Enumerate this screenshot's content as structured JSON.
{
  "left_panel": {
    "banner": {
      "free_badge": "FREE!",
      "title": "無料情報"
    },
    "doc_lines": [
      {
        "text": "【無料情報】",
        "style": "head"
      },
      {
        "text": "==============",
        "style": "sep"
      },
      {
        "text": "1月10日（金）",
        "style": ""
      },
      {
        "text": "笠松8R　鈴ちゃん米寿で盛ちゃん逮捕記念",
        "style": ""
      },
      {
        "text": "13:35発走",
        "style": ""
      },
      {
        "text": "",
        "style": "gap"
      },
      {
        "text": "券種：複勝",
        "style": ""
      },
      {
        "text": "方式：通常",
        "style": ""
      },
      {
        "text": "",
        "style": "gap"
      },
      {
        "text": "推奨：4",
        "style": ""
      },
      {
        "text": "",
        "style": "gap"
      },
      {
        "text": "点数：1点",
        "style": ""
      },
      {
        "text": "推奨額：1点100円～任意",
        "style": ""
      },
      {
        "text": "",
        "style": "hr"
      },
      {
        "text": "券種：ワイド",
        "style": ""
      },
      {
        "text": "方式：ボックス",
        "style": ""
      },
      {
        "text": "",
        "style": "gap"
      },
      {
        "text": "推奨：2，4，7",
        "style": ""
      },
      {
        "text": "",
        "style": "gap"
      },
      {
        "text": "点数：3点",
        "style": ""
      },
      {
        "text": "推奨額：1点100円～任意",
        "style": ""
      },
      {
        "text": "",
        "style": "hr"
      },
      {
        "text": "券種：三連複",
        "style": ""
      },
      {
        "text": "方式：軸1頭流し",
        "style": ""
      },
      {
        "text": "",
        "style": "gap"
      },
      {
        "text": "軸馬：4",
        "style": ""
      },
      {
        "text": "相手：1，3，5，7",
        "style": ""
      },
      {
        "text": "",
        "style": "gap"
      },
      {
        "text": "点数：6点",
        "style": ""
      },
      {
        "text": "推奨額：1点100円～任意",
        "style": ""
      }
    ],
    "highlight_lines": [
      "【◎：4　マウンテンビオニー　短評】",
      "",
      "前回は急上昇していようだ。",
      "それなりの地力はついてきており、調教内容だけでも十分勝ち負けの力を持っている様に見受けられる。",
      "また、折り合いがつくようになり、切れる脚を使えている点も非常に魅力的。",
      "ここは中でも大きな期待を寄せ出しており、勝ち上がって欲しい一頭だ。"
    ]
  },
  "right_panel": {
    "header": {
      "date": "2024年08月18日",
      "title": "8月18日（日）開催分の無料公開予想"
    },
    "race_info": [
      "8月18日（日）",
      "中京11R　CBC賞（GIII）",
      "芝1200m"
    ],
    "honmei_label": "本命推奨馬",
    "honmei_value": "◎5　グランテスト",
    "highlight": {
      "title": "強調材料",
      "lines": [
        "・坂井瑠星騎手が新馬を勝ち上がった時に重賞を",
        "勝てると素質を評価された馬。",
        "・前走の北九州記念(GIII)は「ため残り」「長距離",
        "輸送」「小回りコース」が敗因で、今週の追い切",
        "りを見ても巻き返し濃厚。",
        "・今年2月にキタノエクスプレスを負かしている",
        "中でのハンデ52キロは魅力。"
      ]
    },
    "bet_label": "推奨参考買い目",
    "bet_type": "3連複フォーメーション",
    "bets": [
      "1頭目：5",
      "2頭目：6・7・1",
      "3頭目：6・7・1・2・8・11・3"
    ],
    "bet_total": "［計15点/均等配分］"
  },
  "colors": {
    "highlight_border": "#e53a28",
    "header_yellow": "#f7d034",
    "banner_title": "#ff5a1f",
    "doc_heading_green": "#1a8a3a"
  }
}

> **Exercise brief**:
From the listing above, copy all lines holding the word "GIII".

> **Exercise answer**:
      "中京11R　CBC賞（GIII）",
        "・前走の北九州記念(GIII)は「ため残り」「長距離",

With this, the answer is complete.